Support our Nation today - please donate here

Senior Welsh government adviser admits deleting messages in the pandemic

07 Mar 2024 3 minute read
Jane Runeckles.
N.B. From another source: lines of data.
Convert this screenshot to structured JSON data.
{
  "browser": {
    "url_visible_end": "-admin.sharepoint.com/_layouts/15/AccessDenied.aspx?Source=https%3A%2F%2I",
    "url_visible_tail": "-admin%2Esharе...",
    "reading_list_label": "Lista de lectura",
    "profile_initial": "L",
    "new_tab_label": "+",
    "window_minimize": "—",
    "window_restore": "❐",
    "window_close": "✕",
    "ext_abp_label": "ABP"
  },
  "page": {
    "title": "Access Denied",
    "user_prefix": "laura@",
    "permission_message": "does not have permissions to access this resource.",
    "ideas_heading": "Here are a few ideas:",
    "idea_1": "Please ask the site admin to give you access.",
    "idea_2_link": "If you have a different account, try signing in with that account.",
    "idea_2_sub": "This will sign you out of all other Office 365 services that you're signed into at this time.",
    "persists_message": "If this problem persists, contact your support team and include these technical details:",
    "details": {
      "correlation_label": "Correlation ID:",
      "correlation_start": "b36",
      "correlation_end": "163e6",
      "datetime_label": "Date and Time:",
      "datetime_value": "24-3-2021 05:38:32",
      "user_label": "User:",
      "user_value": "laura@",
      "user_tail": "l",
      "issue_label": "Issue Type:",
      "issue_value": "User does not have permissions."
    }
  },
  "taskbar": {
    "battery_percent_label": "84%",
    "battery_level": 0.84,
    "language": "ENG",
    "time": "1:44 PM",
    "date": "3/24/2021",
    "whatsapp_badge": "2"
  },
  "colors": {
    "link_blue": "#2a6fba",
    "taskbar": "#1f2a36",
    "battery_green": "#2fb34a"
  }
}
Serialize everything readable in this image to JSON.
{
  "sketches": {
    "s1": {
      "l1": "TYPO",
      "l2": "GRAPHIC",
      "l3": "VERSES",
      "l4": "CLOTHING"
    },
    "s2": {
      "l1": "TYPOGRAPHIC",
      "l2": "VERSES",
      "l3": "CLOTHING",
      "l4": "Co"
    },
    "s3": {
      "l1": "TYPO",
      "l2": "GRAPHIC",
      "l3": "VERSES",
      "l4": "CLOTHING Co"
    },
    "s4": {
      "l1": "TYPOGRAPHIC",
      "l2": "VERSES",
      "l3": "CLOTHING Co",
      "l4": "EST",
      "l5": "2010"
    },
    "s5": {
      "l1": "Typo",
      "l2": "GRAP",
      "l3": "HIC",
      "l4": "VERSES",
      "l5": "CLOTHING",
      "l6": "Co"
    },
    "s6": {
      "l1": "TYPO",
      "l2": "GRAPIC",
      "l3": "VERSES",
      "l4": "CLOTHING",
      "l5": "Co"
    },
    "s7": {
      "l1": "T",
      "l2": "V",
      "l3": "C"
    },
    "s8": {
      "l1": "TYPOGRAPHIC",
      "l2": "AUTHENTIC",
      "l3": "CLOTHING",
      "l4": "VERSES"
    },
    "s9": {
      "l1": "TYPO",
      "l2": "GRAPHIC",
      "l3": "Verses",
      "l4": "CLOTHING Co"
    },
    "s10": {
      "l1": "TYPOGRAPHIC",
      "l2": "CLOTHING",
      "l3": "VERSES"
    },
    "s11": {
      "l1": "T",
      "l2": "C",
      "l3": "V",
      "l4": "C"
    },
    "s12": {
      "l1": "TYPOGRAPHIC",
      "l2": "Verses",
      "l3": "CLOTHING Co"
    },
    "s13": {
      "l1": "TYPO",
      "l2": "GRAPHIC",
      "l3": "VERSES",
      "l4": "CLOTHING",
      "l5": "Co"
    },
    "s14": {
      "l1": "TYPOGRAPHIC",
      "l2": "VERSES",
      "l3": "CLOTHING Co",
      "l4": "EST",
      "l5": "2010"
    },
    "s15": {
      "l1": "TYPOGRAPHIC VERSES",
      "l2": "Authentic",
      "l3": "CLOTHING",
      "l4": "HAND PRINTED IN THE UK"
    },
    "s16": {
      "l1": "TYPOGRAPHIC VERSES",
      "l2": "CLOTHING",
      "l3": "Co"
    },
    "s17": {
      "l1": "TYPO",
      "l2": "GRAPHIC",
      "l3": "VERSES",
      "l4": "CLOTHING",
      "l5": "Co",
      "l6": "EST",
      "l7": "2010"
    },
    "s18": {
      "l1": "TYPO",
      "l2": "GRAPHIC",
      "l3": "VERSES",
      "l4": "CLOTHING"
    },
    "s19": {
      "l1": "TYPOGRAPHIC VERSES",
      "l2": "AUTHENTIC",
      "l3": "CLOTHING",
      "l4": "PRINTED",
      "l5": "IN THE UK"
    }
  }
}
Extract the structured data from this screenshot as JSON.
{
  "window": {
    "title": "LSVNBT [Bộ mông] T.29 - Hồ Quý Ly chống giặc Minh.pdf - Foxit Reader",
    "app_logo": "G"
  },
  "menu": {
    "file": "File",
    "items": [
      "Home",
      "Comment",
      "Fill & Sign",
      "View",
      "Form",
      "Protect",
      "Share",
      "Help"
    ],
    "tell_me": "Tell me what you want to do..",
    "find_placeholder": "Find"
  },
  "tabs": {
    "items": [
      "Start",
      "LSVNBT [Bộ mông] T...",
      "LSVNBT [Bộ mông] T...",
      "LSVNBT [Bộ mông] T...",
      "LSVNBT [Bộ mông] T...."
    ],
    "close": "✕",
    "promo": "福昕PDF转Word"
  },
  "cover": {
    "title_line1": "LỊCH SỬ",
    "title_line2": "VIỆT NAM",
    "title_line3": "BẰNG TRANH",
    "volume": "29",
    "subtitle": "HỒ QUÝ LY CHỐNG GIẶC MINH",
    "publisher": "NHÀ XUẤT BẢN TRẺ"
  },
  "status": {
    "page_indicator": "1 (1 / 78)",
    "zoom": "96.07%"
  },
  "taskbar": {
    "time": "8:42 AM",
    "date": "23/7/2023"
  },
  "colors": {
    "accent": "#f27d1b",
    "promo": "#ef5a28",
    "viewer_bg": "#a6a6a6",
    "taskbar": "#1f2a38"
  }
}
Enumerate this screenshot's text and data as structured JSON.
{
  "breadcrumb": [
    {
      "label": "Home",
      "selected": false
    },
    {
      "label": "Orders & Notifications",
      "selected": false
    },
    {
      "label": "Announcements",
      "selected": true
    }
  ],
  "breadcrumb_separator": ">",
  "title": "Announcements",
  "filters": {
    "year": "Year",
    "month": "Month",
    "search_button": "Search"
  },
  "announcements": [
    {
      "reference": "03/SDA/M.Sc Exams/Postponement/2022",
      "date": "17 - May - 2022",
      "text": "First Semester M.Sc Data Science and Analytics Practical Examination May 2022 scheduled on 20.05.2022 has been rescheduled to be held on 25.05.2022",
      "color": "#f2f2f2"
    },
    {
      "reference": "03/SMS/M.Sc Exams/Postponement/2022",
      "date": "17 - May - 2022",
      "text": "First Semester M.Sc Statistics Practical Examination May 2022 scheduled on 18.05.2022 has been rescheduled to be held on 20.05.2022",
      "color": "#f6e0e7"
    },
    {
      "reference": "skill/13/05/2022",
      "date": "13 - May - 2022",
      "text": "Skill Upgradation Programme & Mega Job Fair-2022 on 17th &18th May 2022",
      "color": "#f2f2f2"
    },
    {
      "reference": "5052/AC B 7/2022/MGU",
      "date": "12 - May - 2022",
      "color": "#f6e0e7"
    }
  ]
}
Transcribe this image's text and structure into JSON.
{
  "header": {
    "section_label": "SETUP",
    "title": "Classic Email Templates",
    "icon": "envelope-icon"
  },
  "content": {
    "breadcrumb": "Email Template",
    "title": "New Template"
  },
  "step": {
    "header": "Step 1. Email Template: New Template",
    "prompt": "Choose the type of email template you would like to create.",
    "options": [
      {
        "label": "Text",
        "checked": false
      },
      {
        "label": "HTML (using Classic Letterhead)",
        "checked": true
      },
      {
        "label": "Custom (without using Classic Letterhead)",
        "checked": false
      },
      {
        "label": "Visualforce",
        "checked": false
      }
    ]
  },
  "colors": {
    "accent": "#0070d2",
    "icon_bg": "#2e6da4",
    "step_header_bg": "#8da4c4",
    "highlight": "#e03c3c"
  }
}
Image Covid inquiry

A senior government official has admitted to setting messages to automatically delete during the pandemic against Welsh Government advice, an inquiry has heard.

Jane Runeckles, a special adviser for the Welsh Government, admitted using the “disappearing messages” function on WhatsApp during the pandemic at the UK Covid Inquiry on Thursday.

Ms Runeckles, who has worked for the Government for almost 20 years and is the most senior adviser to the First Minister Mark Drakeford, ultimately accepted she was using the technology “wrongly”.

This is despite Welsh Government guidance, which said personal WhatsApp accounts should not be used and that using messaging tools was creating “public records”.


Asked if she was aware that using WhatsApp for decision-making was prohibited she said she “knew that I was not in a position to use my personal phone for Welsh Government formal decision-making”.

However, she argued that the groups were only used for “admin purposes and for team morale”.

“This was a point at which my team was no longer in the office, and it was something that we did use to keep in contact and to keep the team together,” she said.

But Lady Hallet, the chair of the inquiry, said: “Isn’t using your personal phone for admin purposes using it for Welsh Government business?

“So, you were using it wrongly?”

“Yes,” Ms Runeckles said.

Dame Shan Morgan, the permanent secretary to the Welsh Government until October 2021, expressed surprise in her evidence to the inquiry that Ms Runeckles had used the disappearing messages feature, which she turned on in the November of that year.


The special advisor said she did not believe there was any evidence of decision-making in the groups when asked why she used disappearing messages.

She added: “This is something I have reflected on a lot, and I think it would be very useful for people who hold the kind of role that I hold in the future for there to be some clear recommendations about this.”

An earlier hearing was told that special advisers reminded themselves and others that they had agreed “to clear out WhatsApp chat once a week”.

It has not been made clear by the inquiry who said this and Ms Runckles was not questioned about the advice.

Responding to Ms Runeckles’ evidence at the Inquiry, Andrew RT Davies, leader of the Welsh Conservatives, said: “By deliberately deleting messages that were relevant to Welsh Government decisions, advisors and ministers have robbed bereaved families of the answers they deserve.

“People who lost family members and friends during the pandemic deserve to know how and why decisions were taken, but thanks to actions taken in Welsh Government, they may never get those answers.

“If the Labour government has any level of respect or compassion for those people, they should do the right thing and set up a Wales-specific inquiry so we can get to the bottom of these hugely important issues.”

Support our Nation today

For the price of a cup of coffee a month you can help us create an independent, not-for-profit, national news service for the people of Wales, by the people of Wales.

Notify of
Inline Feedbacks
View all comments

Our Supporters

All information provided to Nation.Cymru will be handled sensitively and within the boundaries of the Data Protection Act 2018.